Then, last Monday, this article his to front page of the local paper. The article prompted a few new customers to come in and ask me questions like, “why doesn’t my garden grow?” Wednesday, I got a phone call from the boss, who asked me if I’d be in on Monday because the head of the ag department at the college wants to meet with me, and that we’d also be working out a plan for a community plot for the local senior center.

Our wonderful neighbors, The Donners, are moving back to England again, and I spent last week working with the patriarch of the family helping him finish off projects before his departure. I spent the week mostly holding things and minding the fire on a small forge as I picked up a bit more practical experience in blacksmithing. Upon their departure, we’ll be moving their forge and anvil down here to my place to keep a blacksmith on the hill.

Yet another neighbor moved, but this time he moved his whole house. Having spent nearly two decades in a tipi, he was able to move the house and have it set up in one day, a mile deeper into the hills, finally getting him out of the dust channel of living beside our road. After helping him move a 1000 gallon water tank down a half mile foot path, he asked if I wanted his old tipi, which he had replaced a few months back. So, now we’ve got a 20 foot tipi that will be residing in the west side of the garden.

He also threw in an old box stove, some chairs and planters, and anything else he didn’t want to drag down to his new place. If anybody wants one of those dangerous folding plastic chaise lounges, he’s got one for you cheap. And a little cooler.

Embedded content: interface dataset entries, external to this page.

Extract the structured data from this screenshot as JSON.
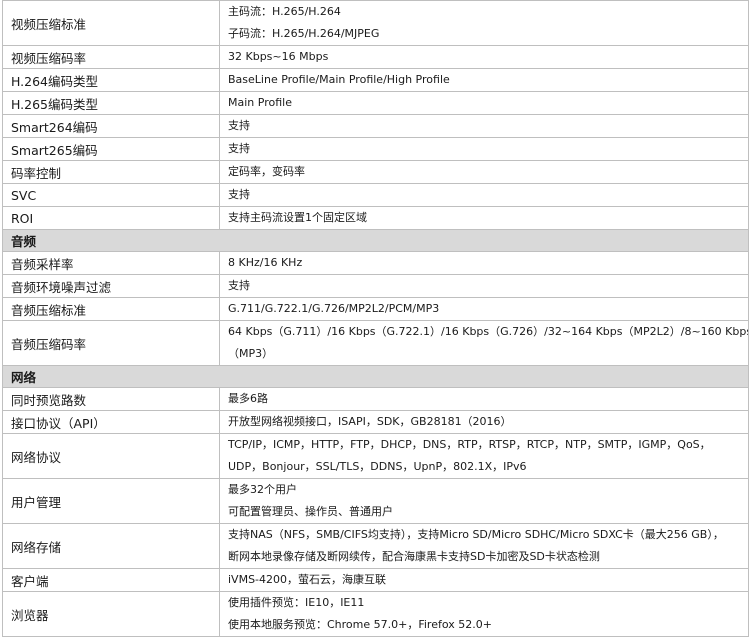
{
  "rows": [
    {
      "key": "视频压缩标准",
      "values": [
        "主码流：H.265/H.264",
        "子码流：H.265/H.264/MJPEG"
      ]
    },
    {
      "key": "视频压缩码率",
      "values": [
        "32 Kbps~16 Mbps"
      ]
    },
    {
      "key": "H.264编码类型",
      "values": [
        "BaseLine Profile/Main Profile/High Profile"
      ]
    },
    {
      "key": "H.265编码类型",
      "values": [
        "Main Profile"
      ]
    },
    {
      "key": "Smart264编码",
      "values": [
        "支持"
      ]
    },
    {
      "key": "Smart265编码",
      "values": [
        "支持"
      ]
    },
    {
      "key": "码率控制",
      "values": [
        "定码率，变码率"
      ]
    },
    {
      "key": "SVC",
      "values": [
        "支持"
      ]
    },
    {
      "key": "ROI",
      "values": [
        "支持主码流设置1个固定区域"
      ]
    },
    {
      "section": "音频"
    },
    {
      "key": "音频采样率",
      "values": [
        "8 KHz/16 KHz"
      ]
    },
    {
      "key": "音频环境噪声过滤",
      "values": [
        "支持"
      ]
    },
    {
      "key": "音频压缩标准",
      "values": [
        "G.711/G.722.1/G.726/MP2L2/PCM/MP3"
      ]
    },
    {
      "key": "音频压缩码率",
      "values": [
        "64 Kbps（G.711）/16 Kbps（G.722.1）/16 Kbps（G.726）/32~164 Kbps（MP2L2）/8~160 Kbps",
        "（MP3）"
      ]
    },
    {
      "section": "网络"
    },
    {
      "key": "同时预览路数",
      "values": [
        "最多6路"
      ]
    },
    {
      "key": "接口协议（API）",
      "values": [
        "开放型网络视频接口，ISAPI，SDK，GB28181（2016）"
      ]
    },
    {
      "key": "网络协议",
      "values": [
        "TCP/IP，ICMP，HTTP，FTP，DHCP，DNS，RTP，RTSP，RTCP，NTP，SMTP，IGMP，QoS，",
        "UDP，Bonjour，SSL/TLS，DDNS，UpnP，802.1X，IPv6"
      ]
    },
    {
      "key": "用户管理",
      "values": [
        "最多32个用户",
        "可配置管理员、操作员、普通用户"
      ]
    },
    {
      "key": "网络存储",
      "values": [
        "支持NAS（NFS，SMB/CIFS均支持），支持Micro SD/Micro SDHC/Micro SDXC卡（最大256 GB），",
        "断网本地录像存储及断网续传，配合海康黑卡支持SD卡加密及SD卡状态检测"
      ]
    },
    {
      "key": "客户端",
      "values": [
        "iVMS-4200，萤石云，海康互联"
      ]
    },
    {
      "key": "浏览器",
      "values": [
        "使用插件预览：IE10，IE11",
        "使用本地服务预览：Chrome 57.0+，Firefox 52.0+"
      ]
    }
  ]
}
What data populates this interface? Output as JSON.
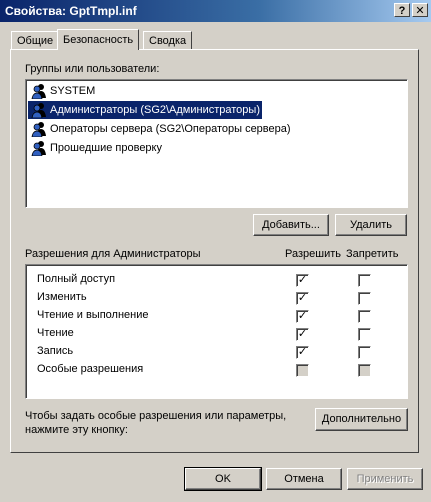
{
  "window": {
    "title": "Свойства: GptTmpl.inf",
    "help_button": "?",
    "close_button": "✕"
  },
  "tabs": [
    {
      "label": "Общие",
      "active": false
    },
    {
      "label": "Безопасность",
      "active": true
    },
    {
      "label": "Сводка",
      "active": false
    }
  ],
  "groups": {
    "label": "Группы или пользователи:",
    "items": [
      {
        "label": "SYSTEM",
        "icon": "users-group-icon",
        "selected": false
      },
      {
        "label": "Администраторы (SG2\\Администраторы)",
        "icon": "users-group-icon",
        "selected": true
      },
      {
        "label": "Операторы сервера (SG2\\Операторы сервера)",
        "icon": "users-group-icon",
        "selected": false
      },
      {
        "label": "Прошедшие проверку",
        "icon": "users-group-icon",
        "selected": false
      }
    ],
    "add_button": "Добавить...",
    "remove_button": "Удалить"
  },
  "permissions": {
    "title": "Разрешения для Администраторы",
    "allow_header": "Разрешить",
    "deny_header": "Запретить",
    "rows": [
      {
        "label": "Полный доступ",
        "allow": true,
        "deny": false,
        "disabled": false
      },
      {
        "label": "Изменить",
        "allow": true,
        "deny": false,
        "disabled": false
      },
      {
        "label": "Чтение и выполнение",
        "allow": true,
        "deny": false,
        "disabled": false
      },
      {
        "label": "Чтение",
        "allow": true,
        "deny": false,
        "disabled": false
      },
      {
        "label": "Запись",
        "allow": true,
        "deny": false,
        "disabled": false
      },
      {
        "label": "Особые разрешения",
        "allow": false,
        "deny": false,
        "disabled": true
      }
    ]
  },
  "advanced": {
    "hint": "Чтобы задать особые разрешения или параметры, нажмите эту кнопку:",
    "button": "Дополнительно"
  },
  "footer": {
    "ok": "OK",
    "cancel": "Отмена",
    "apply": "Применить"
  },
  "colors": {
    "titlebar": "#0a246a",
    "face": "#d4d0c8",
    "selection": "#0a246a"
  }
}
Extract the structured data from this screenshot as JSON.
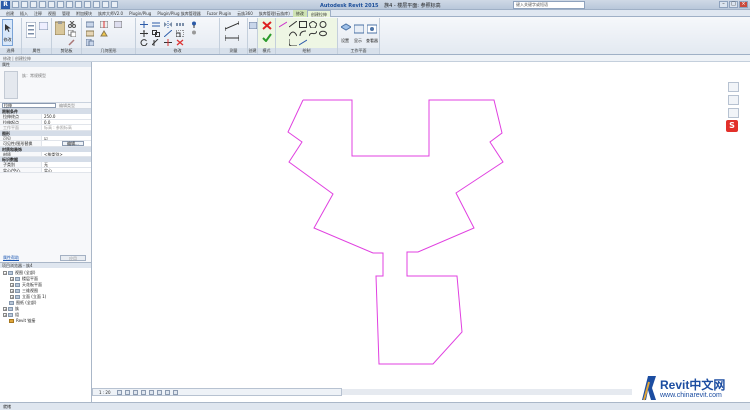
{
  "titlebar": {
    "app_name": "Autodesk Revit 2015",
    "document": "族4 - 楼层平面: 参照标高",
    "search_placeholder": "键入关键字或短语"
  },
  "ribbon_tabs": [
    "创建",
    "插入",
    "注释",
    "视图",
    "管理",
    "附加模块",
    "族库大师V2.0",
    "Plugin/Plug",
    "Plugin/Plug 族库管理器",
    "Fuzor Plugin",
    "云族360",
    "族库管理(云族库)",
    "修改",
    "创建拉伸"
  ],
  "active_tab": "创建拉伸",
  "ribbon_panels": {
    "select": "选择",
    "select_btn": "修改",
    "properties": "属性",
    "clipboard": "剪贴板",
    "geometry": "几何图形",
    "modify": "修改",
    "measure": "测量",
    "create": "创建",
    "mode": "模式",
    "draw": "绘制",
    "work_plane": "工作平面",
    "set": "设置",
    "show": "显示",
    "viewer": "查看器"
  },
  "options_bar": "修改 | 创建拉伸",
  "properties": {
    "header": "属性",
    "type_name": "族：常规模型",
    "selector": "拉伸",
    "edit_type": "编辑类型",
    "groups": [
      {
        "name": "限制条件",
        "rows": [
          {
            "key": "拉伸终点",
            "value": "250.0"
          },
          {
            "key": "拉伸起点",
            "value": "0.0"
          },
          {
            "key": "工作平面",
            "value": "标高 : 参照标高"
          }
        ]
      },
      {
        "name": "图形",
        "rows": [
          {
            "key": "可见",
            "value": "☑"
          },
          {
            "key": "可见性/图形替换",
            "value": "编辑..."
          }
        ]
      },
      {
        "name": "材质和装饰",
        "rows": [
          {
            "key": "材质",
            "value": "<按类别>"
          }
        ]
      },
      {
        "name": "标识数据",
        "rows": [
          {
            "key": "子类别",
            "value": "无"
          },
          {
            "key": "实心/空心",
            "value": "实心"
          }
        ]
      }
    ],
    "help_link": "属性帮助",
    "apply": "应用"
  },
  "project_browser": {
    "header": "项目浏览器 - 族4",
    "nodes": [
      {
        "label": "视图 (全部)",
        "level": 0,
        "exp": "−"
      },
      {
        "label": "楼层平面",
        "level": 1,
        "exp": "+"
      },
      {
        "label": "天花板平面",
        "level": 1,
        "exp": "+"
      },
      {
        "label": "三维视图",
        "level": 1,
        "exp": "+"
      },
      {
        "label": "立面 (立面 1)",
        "level": 1,
        "exp": "+"
      },
      {
        "label": "图纸 (全部)",
        "level": 0,
        "exp": ""
      },
      {
        "label": "族",
        "level": 0,
        "exp": "+"
      },
      {
        "label": "组",
        "level": 0,
        "exp": "+"
      },
      {
        "label": "Revit 链接",
        "level": 0,
        "exp": ""
      }
    ]
  },
  "view_scale": "1 : 20",
  "status": "就绪",
  "watermark": {
    "brand": "Revit中文网",
    "url": "www.chinarevit.com"
  },
  "colors": {
    "sketch_line": "#e040e0",
    "accent": "#2b5aa8"
  }
}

Finally, the fourteen month odyssey into experimental wind power resulted in a 30 foot erection as our new slavonius turbine went vertical, producing a whopping 20 watts before choking out and getting set back down.

Our neighborhood watch program got kicked into high gear with the arrival of trespass growers on the timber parcel beside our place, with a neighbor and I tracking them down the river road far enough to make sure they weren’t out in our backyard. A few days later, the security manager of the parcel arrived and we spent about an hour going over the tracks, and being shown the survey markers that mark the limits of our property.

A few days after the trespass growers went driving down our road, I ran into a guy in our driveway with no good business and a downright bad attitude. Being unable to encourage him to leave on my own, the neighbors got called into action and we managed to run him off the hill. Later that day, he enjoyed a 60mph high speed chase down a road I have trouble going more than 20 mph on, flipped his 4runner, and proceeded to defy police as he sat in the wreck. He was found to have a switch blade, tear gas and an empty flashlight containing just over a pound of meth. One of my buddies up here on the hill described him as a spunion, a word I will be using as frequently as possible when encountering tweakers.

Just a normal everyday hillbilly life.